### [Work instructions]
Where the records hold the string "icon", show the whole line it sits on.

════

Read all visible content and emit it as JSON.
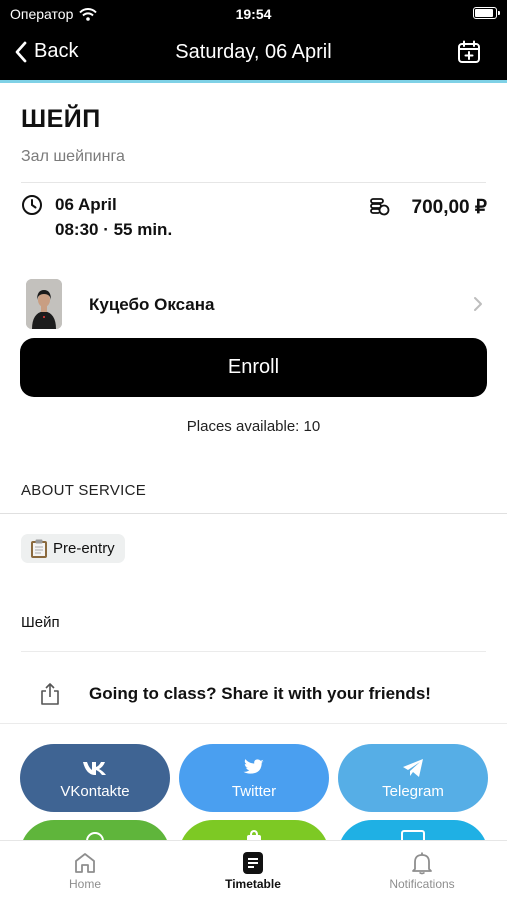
{
  "status_bar": {
    "carrier": "Оператор",
    "time": "19:54"
  },
  "nav": {
    "back_label": "Back",
    "title": "Saturday, 06 April"
  },
  "class": {
    "title": "ШЕЙП",
    "hall": "Зал шейпинга",
    "date": "06 April",
    "time_duration": "08:30 · 55 min.",
    "price": "700,00 ₽"
  },
  "trainer": {
    "name": "Куцебо Оксана"
  },
  "enroll_label": "Enroll",
  "places": "Places available: 10",
  "about": {
    "heading": "ABOUT SERVICE",
    "chip_label": "Pre-entry",
    "description": "Шейп"
  },
  "share": {
    "text": "Going to class? Share it with your friends!",
    "buttons": [
      {
        "label": "VKontakte",
        "color": "#3f6493"
      },
      {
        "label": "Twitter",
        "color": "#4a9ff0"
      },
      {
        "label": "Telegram",
        "color": "#56aee6"
      }
    ],
    "row2_colors": [
      "#5fb53b",
      "#7dc924",
      "#1fb0e4"
    ]
  },
  "tabs": [
    {
      "label": "Home",
      "icon": "home-icon",
      "active": false
    },
    {
      "label": "Timetable",
      "icon": "timetable-icon",
      "active": true
    },
    {
      "label": "Notifications",
      "icon": "bell-icon",
      "active": false
    }
  ]
}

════

### [Output below]
      "icon": "home-icon",
      "icon": "timetable-icon",
      "icon": "bell-icon",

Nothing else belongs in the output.